They allow you to do many interesting things:

  • Low latency communication, eg sending changes to the server to save as you type
  • Update multiple users at once in real time, eg chat rooms and collaborative editing
  • Update multiple devices at once for the same user, eg sync desktop and mobile
  • Update the user when a long running task completes, eg a queued job
  • Track which users are currently online, aka "presence"

WebSocket make that possible by allowing you to send a message to the client at any time, during an HTTP/WebSocket request, or from a queued or scheduled job.

You can send messages to specific users, for example, all members of a chat room, or all users actively editing a document. Read more about authentication.

Request Handlers

The simplest way to handle WebSocket requests it to create a file socket/index.ts and export the WebSocket request handler.

For example:

import { socket } from "queue-run";

export default async function({ data }) {"Message from client: %o", data);
await socket.send({ reply: "👋 Welcome!" });

The request handler receives a single argument with the properties:

  • connection — The connection ID for this WebSocket
  • data — The request is either a JavaScript object (JSON), string, or Buffer
  • requestId - Unique request ID
  • user — User object returned from the authenticate middleware

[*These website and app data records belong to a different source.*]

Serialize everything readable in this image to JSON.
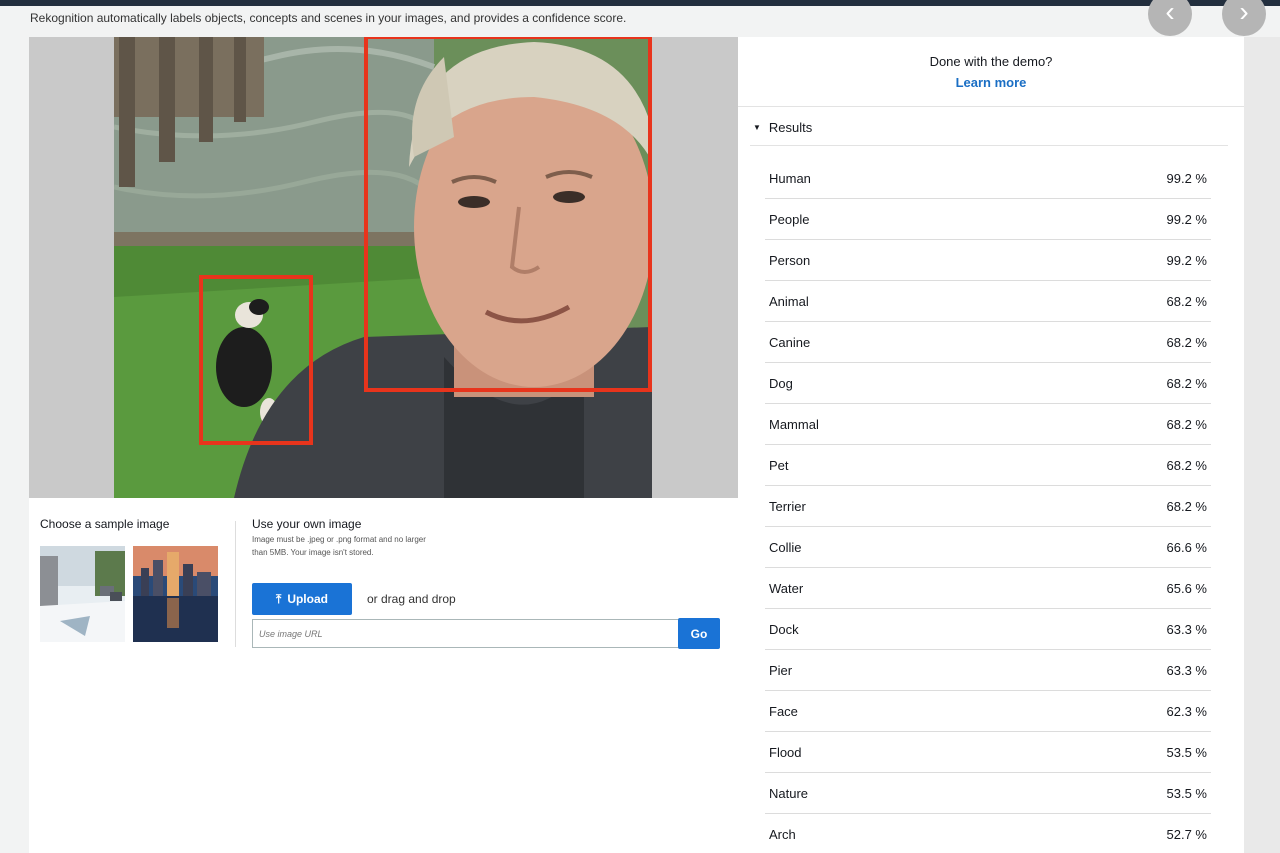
{
  "header": {
    "intro": "Rekognition automatically labels objects, concepts and scenes in your images, and provides a confidence score.",
    "prev_icon": "chevron-left-icon",
    "next_icon": "chevron-right-icon"
  },
  "samples": {
    "title": "Choose a sample image"
  },
  "own_image": {
    "title": "Use your own image",
    "note": "Image must be .jpeg or .png format and no larger than 5MB. Your image isn't stored.",
    "upload_label": "Upload",
    "drag_text": "or drag and drop",
    "url_placeholder": "Use image URL",
    "go_label": "Go"
  },
  "sidebar": {
    "done_text": "Done with the demo?",
    "learn_more": "Learn more",
    "results_label": "Results"
  },
  "results": [
    {
      "label": "Human",
      "score": "99.2 %"
    },
    {
      "label": "People",
      "score": "99.2 %"
    },
    {
      "label": "Person",
      "score": "99.2 %"
    },
    {
      "label": "Animal",
      "score": "68.2 %"
    },
    {
      "label": "Canine",
      "score": "68.2 %"
    },
    {
      "label": "Dog",
      "score": "68.2 %"
    },
    {
      "label": "Mammal",
      "score": "68.2 %"
    },
    {
      "label": "Pet",
      "score": "68.2 %"
    },
    {
      "label": "Terrier",
      "score": "68.2 %"
    },
    {
      "label": "Collie",
      "score": "66.6 %"
    },
    {
      "label": "Water",
      "score": "65.6 %"
    },
    {
      "label": "Dock",
      "score": "63.3 %"
    },
    {
      "label": "Pier",
      "score": "63.3 %"
    },
    {
      "label": "Face",
      "score": "62.3 %"
    },
    {
      "label": "Flood",
      "score": "53.5 %"
    },
    {
      "label": "Nature",
      "score": "53.5 %"
    },
    {
      "label": "Arch",
      "score": "52.7 %"
    }
  ],
  "colors": {
    "accent": "#1a73d6",
    "bbox": "#e8341c",
    "link": "#1a6ec4"
  }
}
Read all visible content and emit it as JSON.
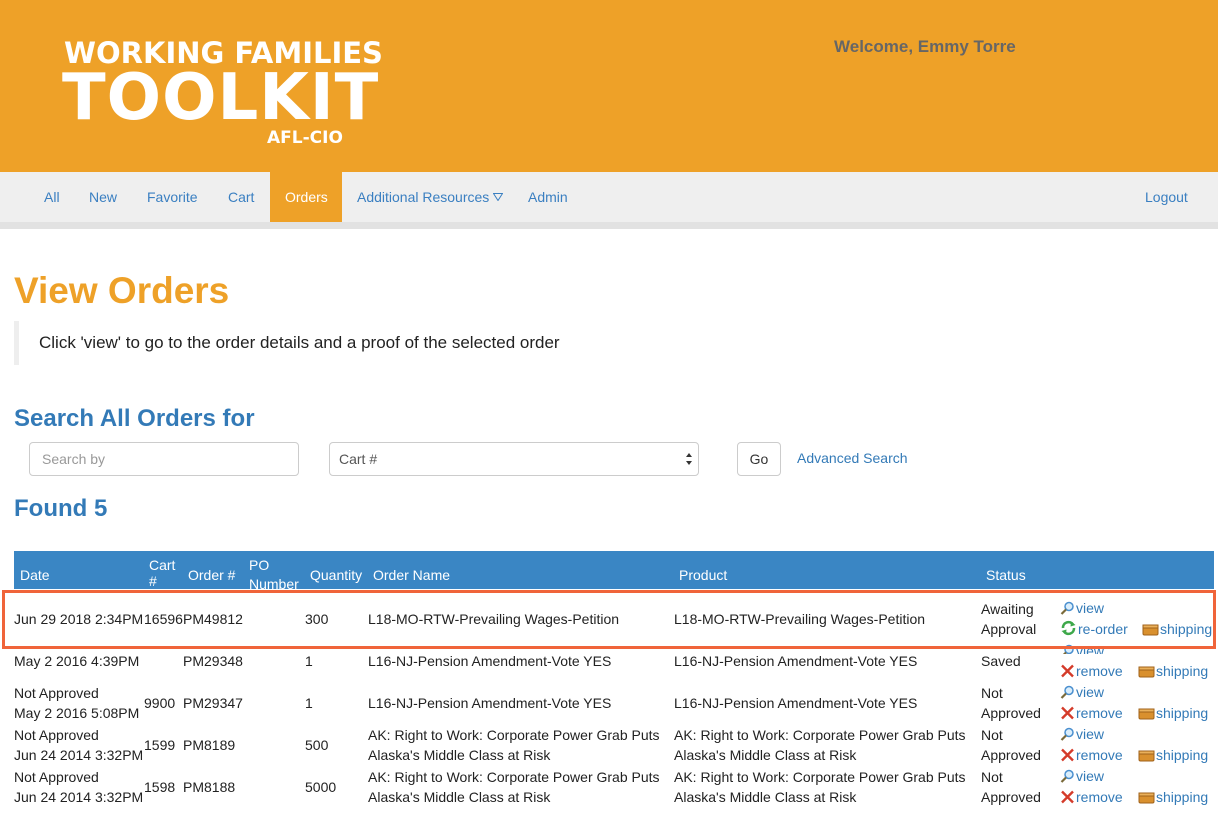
{
  "header": {
    "logo_line1": "WORKING FAMILIES",
    "logo_line2": "TOOLKIT",
    "logo_line3": "AFL-CIO",
    "welcome": "Welcome, Emmy Torre",
    "background": "#eea128"
  },
  "nav": {
    "items": [
      {
        "label": "All"
      },
      {
        "label": "New"
      },
      {
        "label": "Favorite"
      },
      {
        "label": "Cart"
      },
      {
        "label": "Orders",
        "active": true
      },
      {
        "label": "Additional Resources"
      },
      {
        "label": "Admin"
      }
    ],
    "logout": "Logout"
  },
  "page": {
    "title": "View Orders",
    "note": "Click 'view' to go to the order details and a proof of the selected order"
  },
  "search": {
    "title": "Search All Orders for",
    "placeholder": "Search by",
    "select_value": "Cart #",
    "go_label": "Go",
    "advanced_label": "Advanced Search"
  },
  "results": {
    "found": "Found 5",
    "columns": {
      "date": "Date",
      "cart_a": "Cart",
      "cart_b": "#",
      "order": "Order #",
      "po_a": "PO",
      "po_b": "Number",
      "quantity": "Quantity",
      "order_name": "Order Name",
      "product": "Product",
      "status": "Status"
    },
    "rows": [
      {
        "date": "Jun 29 2018 2:34PM",
        "cart": "16596",
        "order": "PM49812",
        "quantity": "300",
        "order_name": "L18-MO-RTW-Prevailing Wages-Petition",
        "product": "L18-MO-RTW-Prevailing Wages-Petition",
        "status_a": "Awaiting",
        "status_b": "Approval",
        "action_view": "view",
        "action_reorder": "re-order",
        "action_shipping": "shipping"
      },
      {
        "date": "May 2 2016 4:39PM",
        "order": "PM29348",
        "quantity": "1",
        "order_name": "L16-NJ-Pension Amendment-Vote YES",
        "product": "L16-NJ-Pension Amendment-Vote YES",
        "status_a": "Saved",
        "action_view": "view",
        "action_remove": "remove",
        "action_shipping": "shipping"
      },
      {
        "pre_date": "Not Approved",
        "date": "May 2 2016 5:08PM",
        "cart": "9900",
        "order": "PM29347",
        "quantity": "1",
        "order_name": "L16-NJ-Pension Amendment-Vote YES",
        "product": "L16-NJ-Pension Amendment-Vote YES",
        "status_a": "Not",
        "status_b": "Approved",
        "action_view": "view",
        "action_remove": "remove",
        "action_shipping": "shipping"
      },
      {
        "pre_date": "Not Approved",
        "date": "Jun 24 2014 3:32PM",
        "cart": "1599",
        "order": "PM8189",
        "quantity": "500",
        "order_name_a": "AK: Right to Work: Corporate Power Grab Puts",
        "order_name_b": "Alaska's Middle Class at Risk",
        "product_a": "AK: Right to Work: Corporate Power Grab Puts",
        "product_b": "Alaska's Middle Class at Risk",
        "status_a": "Not",
        "status_b": "Approved",
        "action_view": "view",
        "action_remove": "remove",
        "action_shipping": "shipping"
      },
      {
        "pre_date": "Not Approved",
        "date": "Jun 24 2014 3:32PM",
        "cart": "1598",
        "order": "PM8188",
        "quantity": "5000",
        "order_name_a": "AK: Right to Work: Corporate Power Grab Puts",
        "order_name_b": "Alaska's Middle Class at Risk",
        "product_a": "AK: Right to Work: Corporate Power Grab Puts",
        "product_b": "Alaska's Middle Class at Risk",
        "status_a": "Not",
        "status_b": "Approved",
        "action_view": "view",
        "action_remove": "remove",
        "action_shipping": "shipping"
      }
    ]
  },
  "colors": {
    "accent_orange": "#eea128",
    "link_blue": "#337ab7",
    "table_header": "#3a86c4",
    "highlight_border": "#f0643a"
  }
}
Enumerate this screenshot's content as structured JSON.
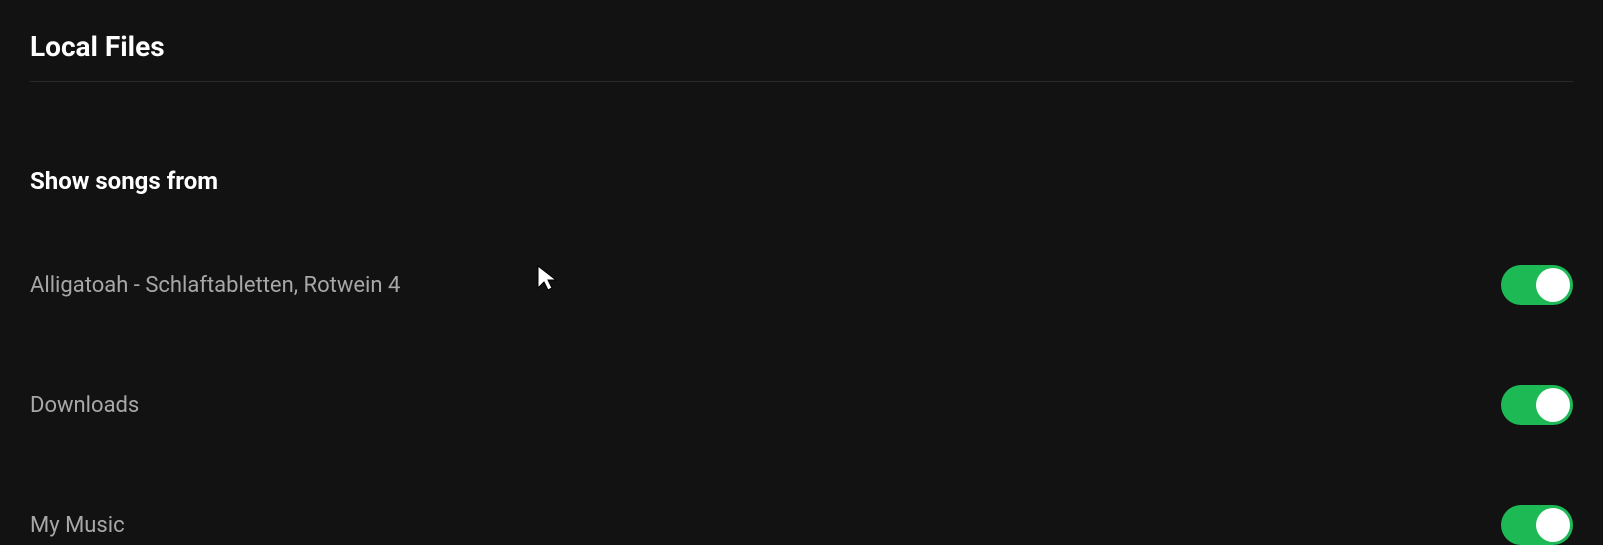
{
  "section": {
    "title": "Local Files",
    "subsection_title": "Show songs from"
  },
  "sources": [
    {
      "label": "Alligatoah - Schlaftabletten, Rotwein 4",
      "enabled": true
    },
    {
      "label": "Downloads",
      "enabled": true
    },
    {
      "label": "My Music",
      "enabled": true
    }
  ],
  "colors": {
    "toggle_active": "#1db954",
    "background": "#121212",
    "text_primary": "#ffffff",
    "text_secondary": "#a7a7a7"
  }
}
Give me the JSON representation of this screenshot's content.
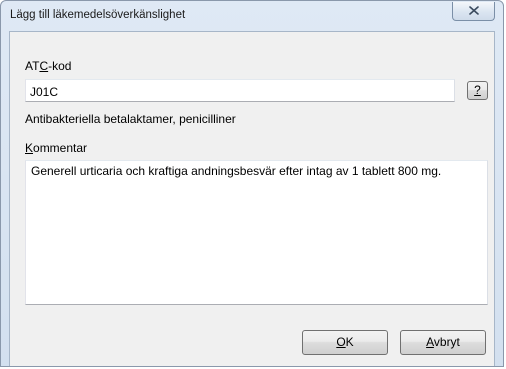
{
  "window": {
    "title": "Lägg till läkemedelsöverkänslighet",
    "close_icon": "close-icon"
  },
  "atc": {
    "label_pre": "AT",
    "label_mnemonic": "C",
    "label_post": "-kod",
    "value": "J01C",
    "help_label": "?",
    "description": "Antibakteriella betalaktamer, penicilliner"
  },
  "comment": {
    "label_mnemonic": "K",
    "label_rest": "ommentar",
    "value": "Generell urticaria och kraftiga andningsbesvär efter intag av 1 tablett 800 mg."
  },
  "buttons": {
    "ok_mnemonic": "O",
    "ok_rest": "K",
    "cancel_mnemonic": "A",
    "cancel_rest": "vbryt"
  }
}
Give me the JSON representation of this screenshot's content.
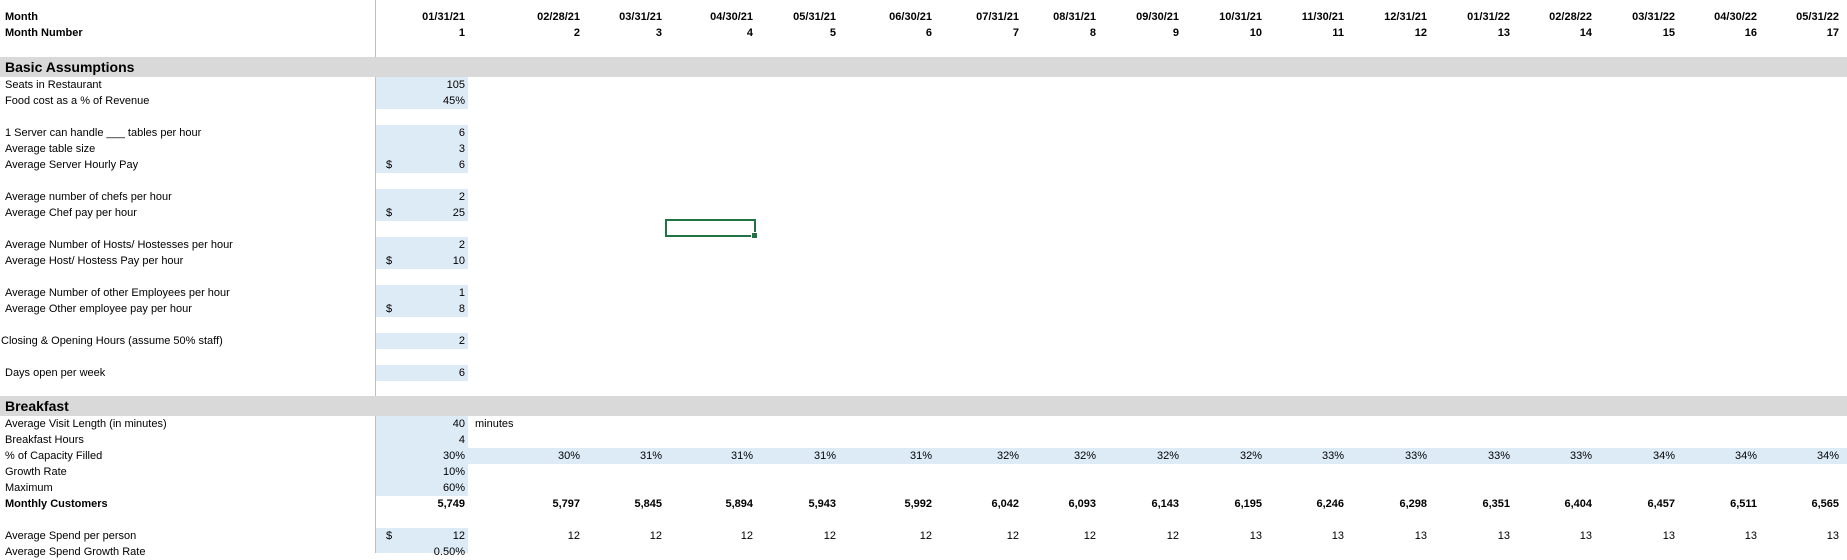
{
  "header": {
    "month_label": "Month",
    "month_number_label": "Month Number",
    "months": [
      "01/31/21",
      "02/28/21",
      "03/31/21",
      "04/30/21",
      "05/31/21",
      "06/30/21",
      "07/31/21",
      "08/31/21",
      "09/30/21",
      "10/31/21",
      "11/30/21",
      "12/31/21",
      "01/31/22",
      "02/28/22",
      "03/31/22",
      "04/30/22",
      "05/31/22"
    ],
    "numbers": [
      "1",
      "2",
      "3",
      "4",
      "5",
      "6",
      "7",
      "8",
      "9",
      "10",
      "11",
      "12",
      "13",
      "14",
      "15",
      "16",
      "17"
    ]
  },
  "basic": {
    "title": "Basic Assumptions",
    "seats_label": "Seats in Restaurant",
    "seats_value": "105",
    "food_label": "Food cost as a % of Revenue",
    "food_value": "45%",
    "server_tables_label": "1 Server can handle ___ tables per hour",
    "server_tables_value": "6",
    "table_size_label": "Average table size",
    "table_size_value": "3",
    "server_pay_label": "Average Server Hourly Pay",
    "server_pay_value": "6",
    "chefs_label": "Average number of chefs per hour",
    "chefs_value": "2",
    "chef_pay_label": "Average Chef pay per hour",
    "chef_pay_value": "25",
    "hosts_label": "Average Number of Hosts/ Hostesses per hour",
    "hosts_value": "2",
    "host_pay_label": "Average Host/ Hostess Pay per hour",
    "host_pay_value": "10",
    "other_label": "Average Number of other Employees per hour",
    "other_value": "1",
    "other_pay_label": "Average Other employee pay per hour",
    "other_pay_value": "8",
    "closing_label": "Closing & Opening Hours (assume 50% staff)",
    "closing_value": "2",
    "days_label": "Days open per week",
    "days_value": "6",
    "currency": "$"
  },
  "breakfast": {
    "title": "Breakfast",
    "visit_label": "Average Visit Length (in minutes)",
    "visit_value": "40",
    "visit_unit": "minutes",
    "hours_label": "Breakfast Hours",
    "hours_value": "4",
    "capacity_label": "% of Capacity Filled",
    "capacity_values": [
      "30%",
      "30%",
      "31%",
      "31%",
      "31%",
      "31%",
      "32%",
      "32%",
      "32%",
      "32%",
      "33%",
      "33%",
      "33%",
      "33%",
      "34%",
      "34%",
      "34%"
    ],
    "growth_label": "Growth Rate",
    "growth_value": "10%",
    "max_label": "Maximum",
    "max_value": "60%",
    "customers_label": "Monthly Customers",
    "customers_values": [
      "5,749",
      "5,797",
      "5,845",
      "5,894",
      "5,943",
      "5,992",
      "6,042",
      "6,093",
      "6,143",
      "6,195",
      "6,246",
      "6,298",
      "6,351",
      "6,404",
      "6,457",
      "6,511",
      "6,565"
    ],
    "spend_label": "Average Spend per person",
    "spend_values": [
      "12",
      "12",
      "12",
      "12",
      "12",
      "12",
      "12",
      "12",
      "12",
      "13",
      "13",
      "13",
      "13",
      "13",
      "13",
      "13",
      "13"
    ],
    "spend_growth_label": "Average Spend Growth Rate",
    "spend_growth_value": "0.50%",
    "currency": "$"
  },
  "colors": {
    "input_fill": "#ddebf7",
    "band_fill": "#d9d9d9",
    "selection": "#217346"
  }
}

Since JSON is the most common use case, this is also the default. If you want to receive the raw text string, use export const config = { type: "string" };. To receive the raw Buffer, set type: "binary";

Clients can still connect and you can send them messages.

If the request handler throws any error, or the request times out, the server sends back a JSON object of the form { error: string }.

You can change the timeout using export const config = { timeout: inSeconds };.

Sending Messages

You can use socket.send(message) to send a message.

The sent message can be any of:

  • any object — Respond with a JSON document
  • Buffer — Respond with binary content
  • string — Respond with string

If the user is authenticated, it will send a message to that user, on all devices that have an open WebSocket connection.

This works in HTTP and WebSocket request handlers, as well as queued jobs.

You can also send a message to specific user, or up to 100 users, using This works everywhere, including scheduled jobs.

export default async function({ roomId, message }) {
const room = await db.rooms.findOne({ id: roomId });
if (!room) return;
await socket
.send({ event: 'message', message });

If the user is not authenticated, you can still send them a message from within the WebSocket request handler using socket.send. It will only arrive on the currently connected device.

The socket.send method is generic, so you can apply type checking for messages:

await socket.send<{ update: 'profile '}>({ update: 'profile', profile });
Await and Errors

It's a good practice to use await to make sure your code waits for the message to be sent.

If you don't care for errors, you can do this:

await socket.push(message).catch(() => undefined);


If you want to track whether a user is online (has an active WebSocket connection):

  • onOnline(userId) will be called when the user first connects, after they've been authenticated
  • onOffline(userId) will be called when the last connection has closed
  • socket.isOnline(userID) will return true if there's an open connection for that user

You can export onOnline and onOffline from socket/_middleware.ts.

You can combine that with WebSocket messages from the client to determine whether the user is active in a chat room, editing a document, etc.

For example:

export default async function({ data, user }) {
await db.join({ roomId:, userId: });
export async function onOffline(userId) {
await db.leaveAllRooms({ userId });

Presence relies on authentication and having a persisent user ID.